Coming in at number nine, a railcar fire September 16th had Amarillo residents concerned as several evacuations were made near the BNSF rail yard on South East 17th and Johnson.

A fireball could be seen in the area along with black smoke.

Officials said the explosion may have been somehow connected to the chemical isopentane.

Firefighters and hazmat workers were able to clear the area.

The number eight top story was the controversial issue of revitalizing downtown Amarillo.

The plan includes a full service hotel, a multi-purpose event venue and a parking garage, carrying a price tag of one hundred and thirteen million dollars.

There were a lot of concerns raised by Amarillo residents but the city commission voted 5-0 to continue with the plan.

Ground breaking is set to start in 2012.

Our number seven noteworthy story of 2011 is the tragic death of 20-year-old Kelsey Tortoreo.

Tortoreo was found dead at the Garvey grain elevator in the 24-hundred block of North East 3rd May 31st.

Police believe she fell through a hole at the top of the grain elevator, landing nearly 80-feet below her.

Tortoreo's death was ruled accidental.

Coming in at number six, is the federal drug investigation in Borger.

Five Borger residents were arrested in a suspected drug and money scheme.

Frank Fernandez, Aaron Fernandez, Jose Fernandez, Thomas Salazar and Amy Fernandez were all reportedly involved in the ring.

All four men pleaded not guilty to the drug trafficking charges.

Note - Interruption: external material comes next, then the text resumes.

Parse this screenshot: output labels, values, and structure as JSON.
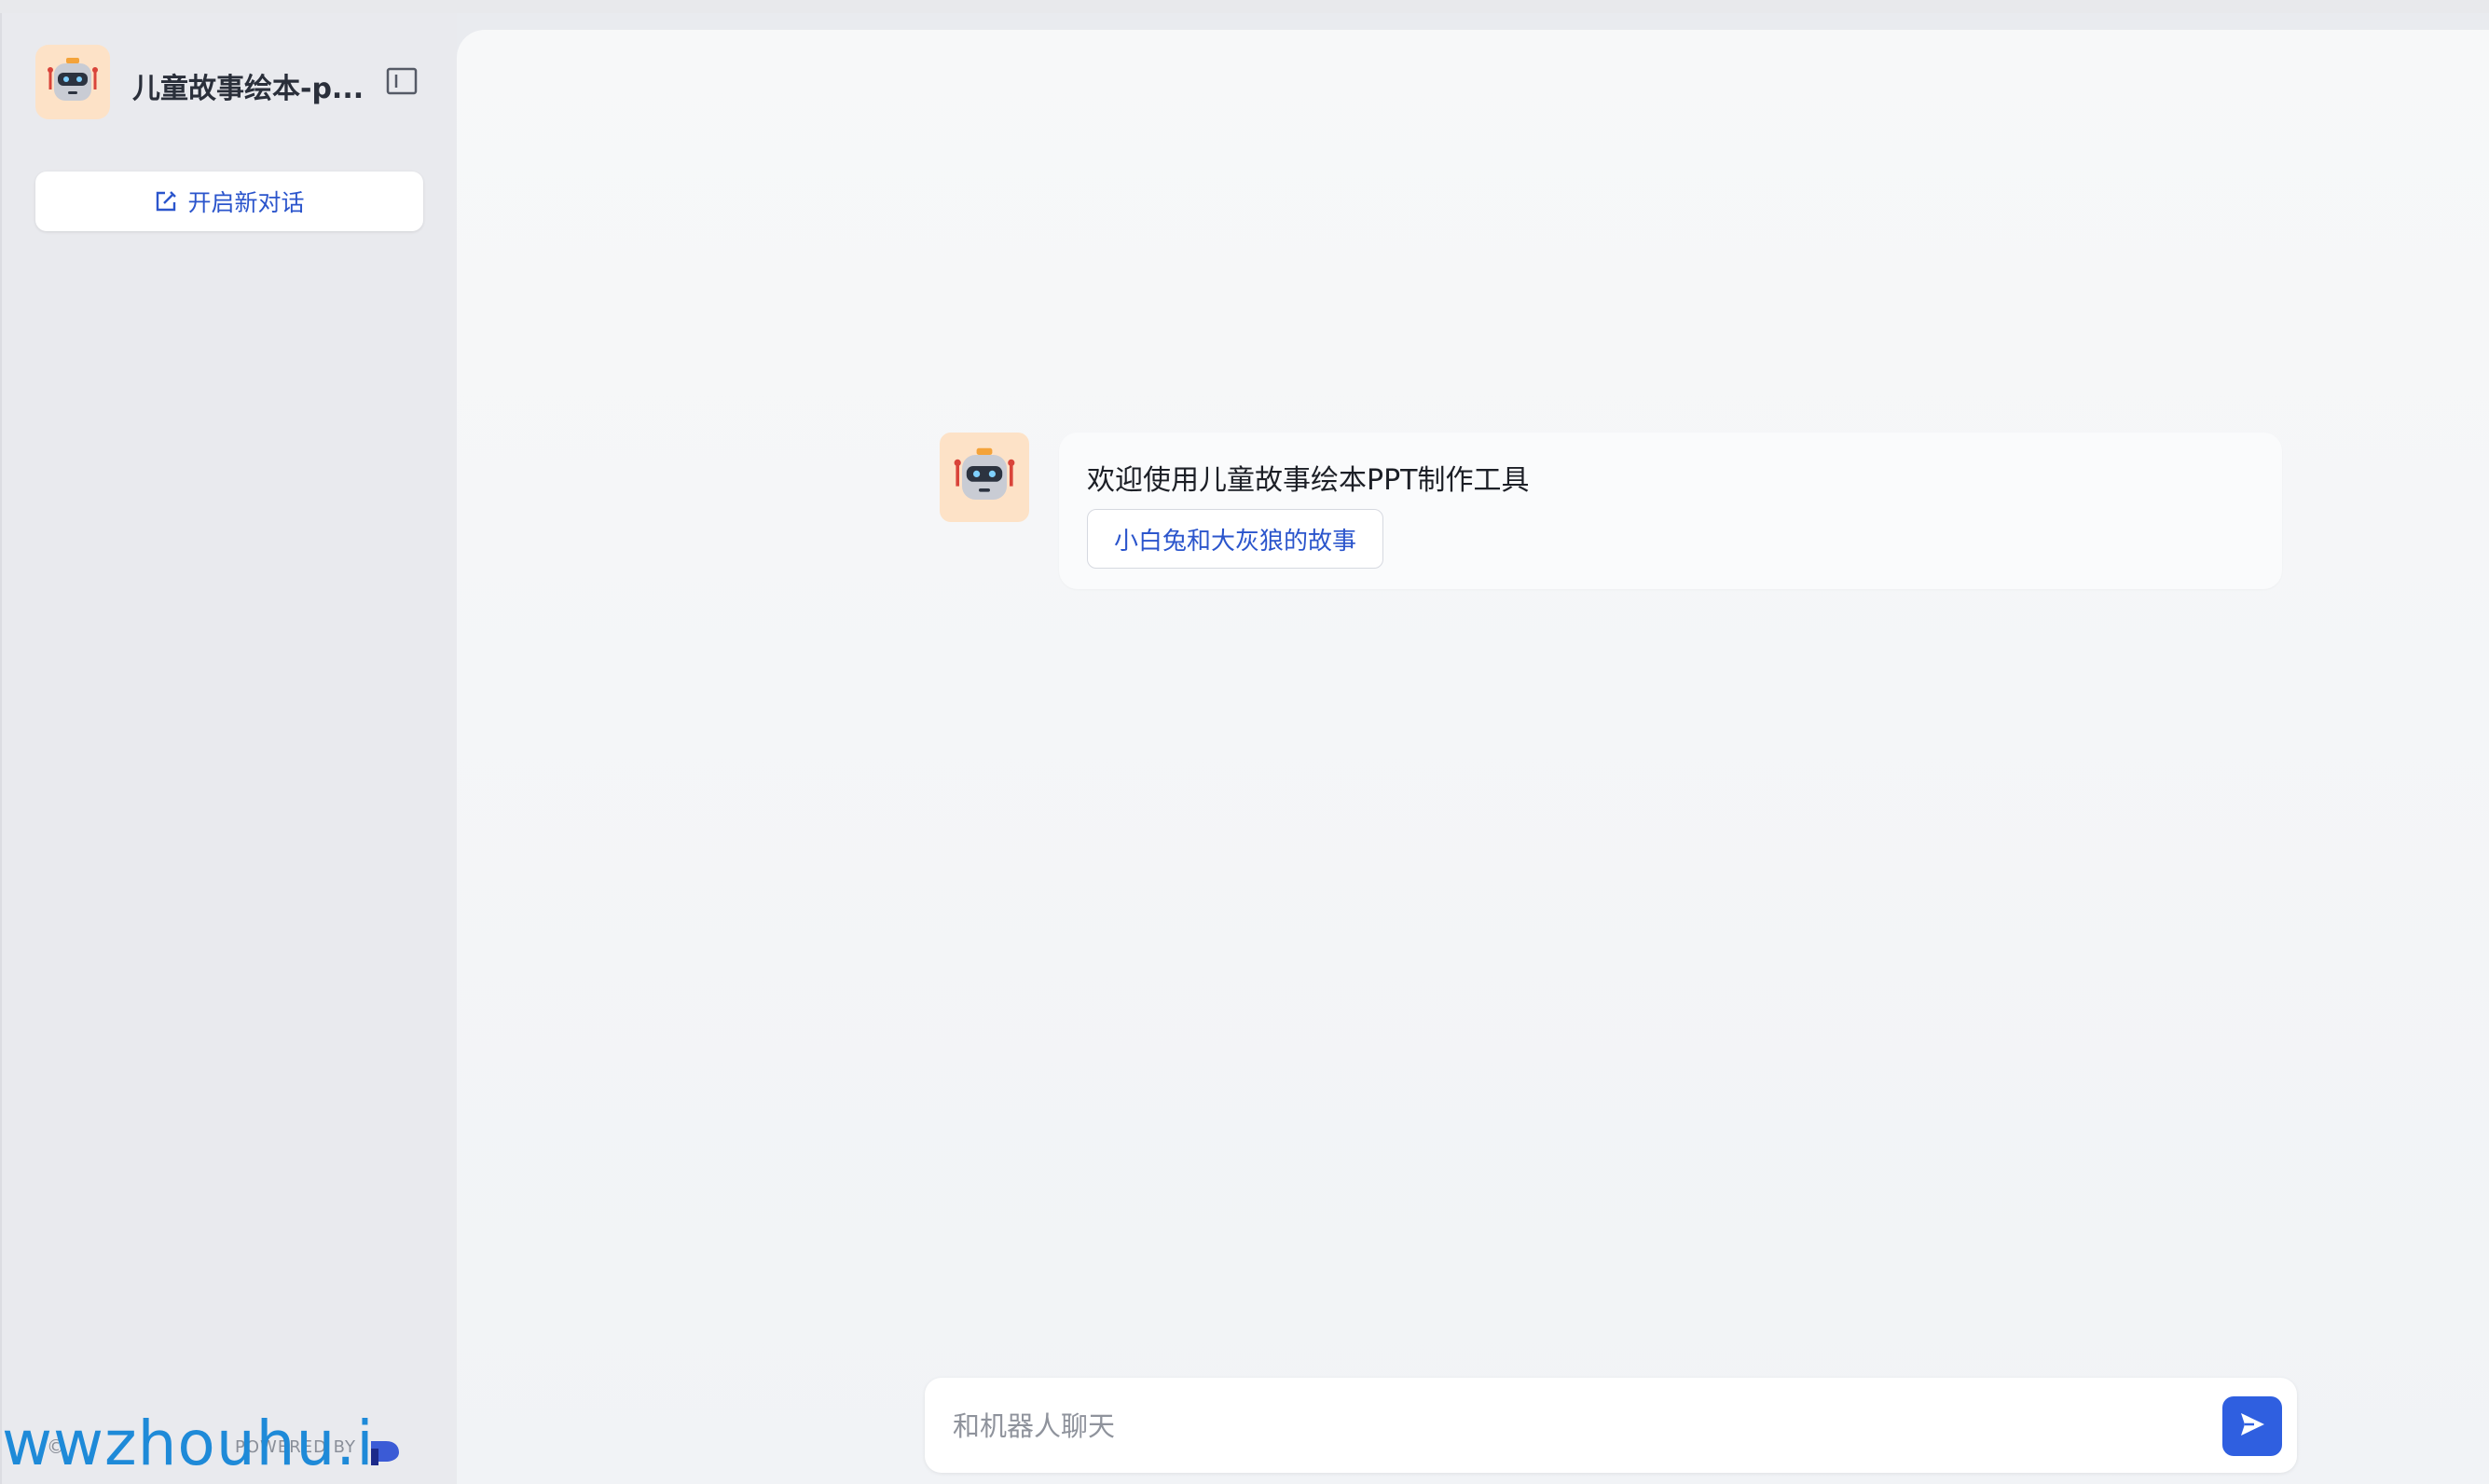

Amy pleaded guilty to structuring financial transactions with unreported income.

The number five top story is the sexual scandal involving an Amarillo school teacher.

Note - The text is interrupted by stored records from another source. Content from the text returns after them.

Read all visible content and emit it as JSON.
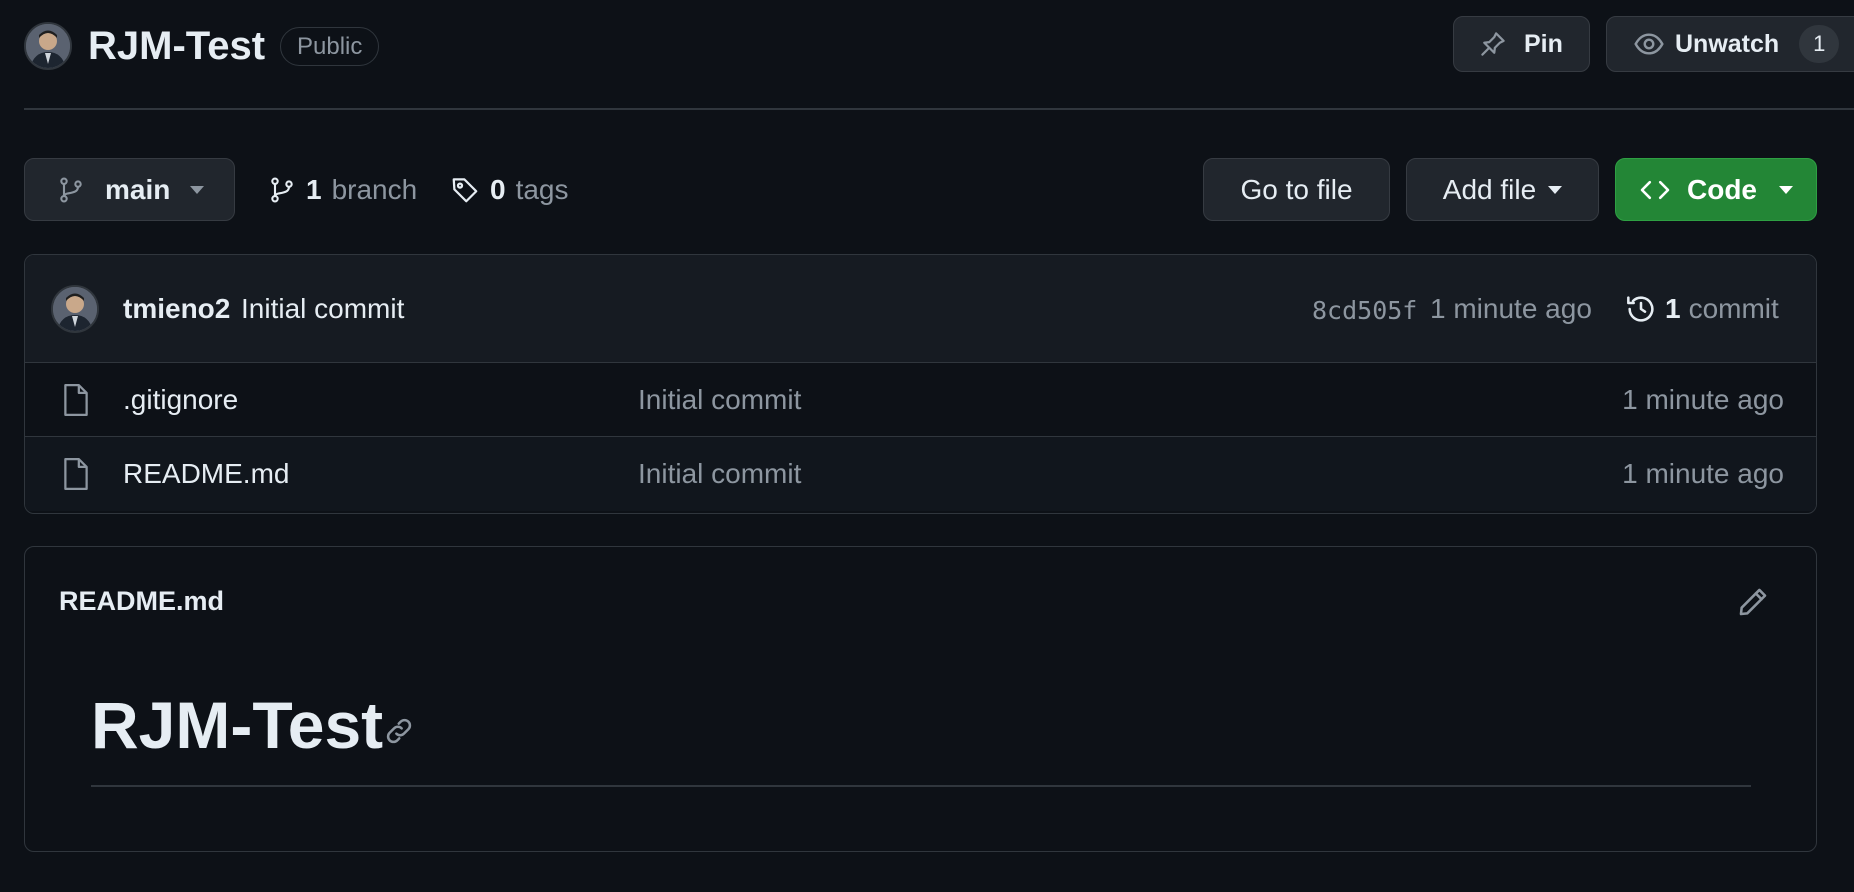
{
  "repo": {
    "name": "RJM-Test",
    "visibility": "Public"
  },
  "header_actions": {
    "pin_label": "Pin",
    "unwatch_label": "Unwatch",
    "watch_count": "1"
  },
  "toolbar": {
    "branch": "main",
    "branch_count": "1",
    "branch_word": "branch",
    "tag_count": "0",
    "tag_word": "tags",
    "goto_label": "Go to file",
    "addfile_label": "Add file",
    "code_label": "Code"
  },
  "latest_commit": {
    "author": "tmieno2",
    "message": "Initial commit",
    "sha": "8cd505f",
    "time": "1 minute ago",
    "commit_count": "1",
    "commit_word": "commit"
  },
  "files": [
    {
      "name": ".gitignore",
      "commit_message": "Initial commit",
      "time": "1 minute ago",
      "icon": "file-icon"
    },
    {
      "name": "README.md",
      "commit_message": "Initial commit",
      "time": "1 minute ago",
      "icon": "file-icon"
    }
  ],
  "readme": {
    "label": "README.md",
    "heading": "RJM-Test"
  },
  "colors": {
    "background": "#0d1117",
    "border": "#30363d",
    "button": "#21262d",
    "primary_button": "#238636",
    "muted_text": "#8d96a0",
    "text": "#e6edf3"
  }
}
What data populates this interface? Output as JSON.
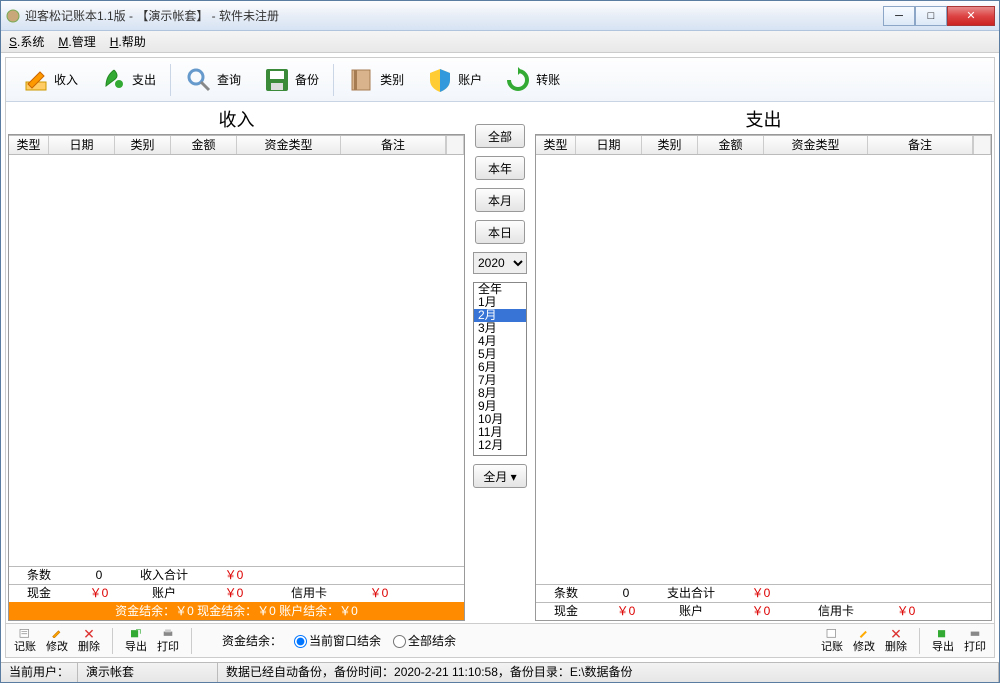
{
  "title": "迎客松记账本1.1版 - 【演示帐套】 - 软件未注册",
  "menu": {
    "sys": "S.系统",
    "mgr": "M.管理",
    "help": "H.帮助"
  },
  "toolbar": {
    "income": "收入",
    "expense": "支出",
    "query": "查询",
    "backup": "备份",
    "category": "类别",
    "account": "账户",
    "transfer": "转账"
  },
  "left": {
    "title": "收入",
    "headers": [
      "类型",
      "日期",
      "类别",
      "金额",
      "资金类型",
      "备注"
    ],
    "row1": {
      "a": "条数",
      "b": "0",
      "c": "收入合计",
      "d": "￥0"
    },
    "row2": {
      "a": "现金",
      "b": "￥0",
      "c": "账户",
      "d": "￥0",
      "e": "信用卡",
      "f": "￥0"
    },
    "orange": "资金结余：￥0 现金结余：￥0 账户结余：￥0"
  },
  "right": {
    "title": "支出",
    "headers": [
      "类型",
      "日期",
      "类别",
      "金额",
      "资金类型",
      "备注"
    ],
    "row1": {
      "a": "条数",
      "b": "0",
      "c": "支出合计",
      "d": "￥0"
    },
    "row2": {
      "a": "现金",
      "b": "￥0",
      "c": "账户",
      "d": "￥0",
      "e": "信用卡",
      "f": "￥0"
    }
  },
  "mid": {
    "all": "全部",
    "year": "本年",
    "month": "本月",
    "day": "本日",
    "yearSel": "2020",
    "months": [
      "全年",
      "1月",
      "2月",
      "3月",
      "4月",
      "5月",
      "6月",
      "7月",
      "8月",
      "9月",
      "10月",
      "11月",
      "12月"
    ],
    "selected": 2,
    "allmonth": "全月"
  },
  "bottom": {
    "b1": "记账",
    "b2": "修改",
    "b3": "删除",
    "b4": "导出",
    "b5": "打印",
    "balance": "资金结余：",
    "r1": "当前窗口结余",
    "r2": "全部结余"
  },
  "status": {
    "user_label": "当前用户：",
    "user": "演示帐套",
    "backup": "数据已经自动备份，备份时间：2020-2-21 11:10:58，备份目录：E:\\数据备份"
  }
}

34-year-old Julie Ann Moore is charged with sexual assault of a child after allegedly having sex with a 15-year-old Amarillo High student.

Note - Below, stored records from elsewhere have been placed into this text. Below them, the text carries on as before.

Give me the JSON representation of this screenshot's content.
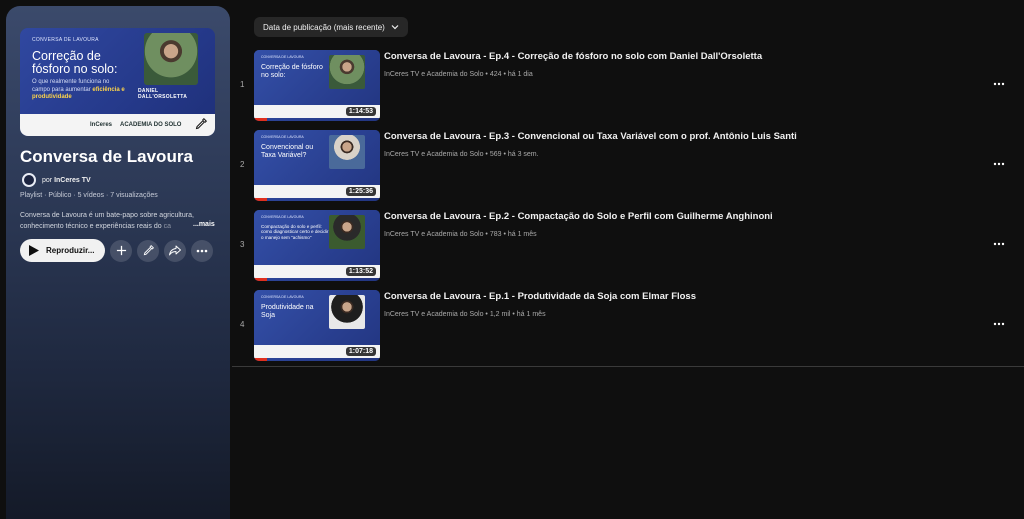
{
  "playlist": {
    "cover": {
      "brand": "CONVERSA DE LAVOURA",
      "title": "Correção de fósforo no solo:",
      "subtitle_pre": "O que realmente funciona no campo para aumentar ",
      "subtitle_bold": "eficiência e produtividade",
      "guest": "DANIEL DALL'ORSOLETTA",
      "footer_left": "InCeres",
      "footer_right": "ACADEMIA DO SOLO"
    },
    "title": "Conversa de Lavoura",
    "owner_prefix": "por",
    "owner": "InCeres TV",
    "meta": "Playlist · Público · 5 vídeos · 7 visualizações",
    "description": "Conversa de Lavoura é um bate-papo sobre agricultura, conhecimento técnico e experiências reais do",
    "description_fade": "ca",
    "more_label": "...mais",
    "play_label": "Reproduzir..."
  },
  "sort": {
    "label": "Data de publicação (mais recente)"
  },
  "videos": [
    {
      "index": "1",
      "title": "Conversa de Lavoura - Ep.4 - Correção de fósforo no solo com Daniel Dall'Orsoletta",
      "meta": "InCeres TV e Academia do Solo • 424 • há 1 dia",
      "duration": "1:14:53",
      "thumb_brand": "CONVERSA DE LAVOURA",
      "thumb_title": "Correção de fósforo no solo:",
      "progress": 0.1
    },
    {
      "index": "2",
      "title": "Conversa de Lavoura - Ep.3 - Convencional ou Taxa Variável com o prof. Antônio Luis Santi",
      "meta": "InCeres TV e Academia do Solo • 569 • há 3 sem.",
      "duration": "1:25:36",
      "thumb_brand": "CONVERSA DE LAVOURA",
      "thumb_title": "Convencional ou Taxa Variável?",
      "progress": 0.1
    },
    {
      "index": "3",
      "title": "Conversa de Lavoura - Ep.2 - Compactação do Solo e Perfil com Guilherme Anghinoni",
      "meta": "InCeres TV e Academia do Solo • 783 • há 1 mês",
      "duration": "1:13:52",
      "thumb_brand": "CONVERSA DE LAVOURA",
      "thumb_title": "Compactação do solo e perfil: como diagnosticar certo e decidir o manejo sem \"achismo\"",
      "progress": 0.1
    },
    {
      "index": "4",
      "title": "Conversa de Lavoura - Ep.1 - Produtividade da Soja com Elmar Floss",
      "meta": "InCeres TV e Academia do Solo • 1,2 mil • há 1 mês",
      "duration": "1:07:18",
      "thumb_brand": "CONVERSA DE LAVOURA",
      "thumb_title": "Produtividade na Soja",
      "progress": 0.1
    }
  ],
  "icons": {
    "play": "play-icon",
    "add": "plus-icon",
    "edit": "pencil-icon",
    "share": "share-icon",
    "more": "more-horiz-icon",
    "sort": "chevron-down-icon",
    "kebab": "more-vert-icon"
  }
}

After the accusations were made officials said Moore would not be allowed to be around children other than her own.

She recently resigned from her teaching position at Sanborn Elementary.

If found guilty, Moore faces up to twenty years in prison and a ten-thousand-dollar fine.

The number four noteworthy story of 2011 is the death of an eleven-day-old baby.

Mya Meada was killed in October after her families pitbull mix attacked her.

After Mya's death several area residents were driving by the family home and even posting rude messages about the mother on Facebook.

The dog was put down.

The third most popular story actually began in 2010, when Colorado State Senator Suzanne Williams was involved in collision killing a pregnant woman.

The story then continued into 2011, as Williams' case went to a grand jury for the death of Brianna Gomez.

The grand jury did not indict Williams for any criminal wrong-doing, after crossing into oncoming traffic on Highway 385 near Channing.

Williams was cited by the Department of Public Safety for the wreck.

She paid a fine for one of the citations.

A plea agreement was denied, so the case has been moved to a new justice of the peace.

The number two top story of 2011 is the worst drought in Texas history.

The extremely dry conditions affected livestock, the water supply for the Panhandle, and even Fourth of July celebrations.

Nearly every county in the area enacted burn bans during the drought.

The hot-dry weather also caused the number one top story for 2011, devastating fires.

The Panhandle was affected greatly by wildfires during both February and May.

More than sixty homes were burned just in the Amarillo area as fires ripped through the Panhandle.

The fires had different causes such as cars and welding but each carried serious destruction.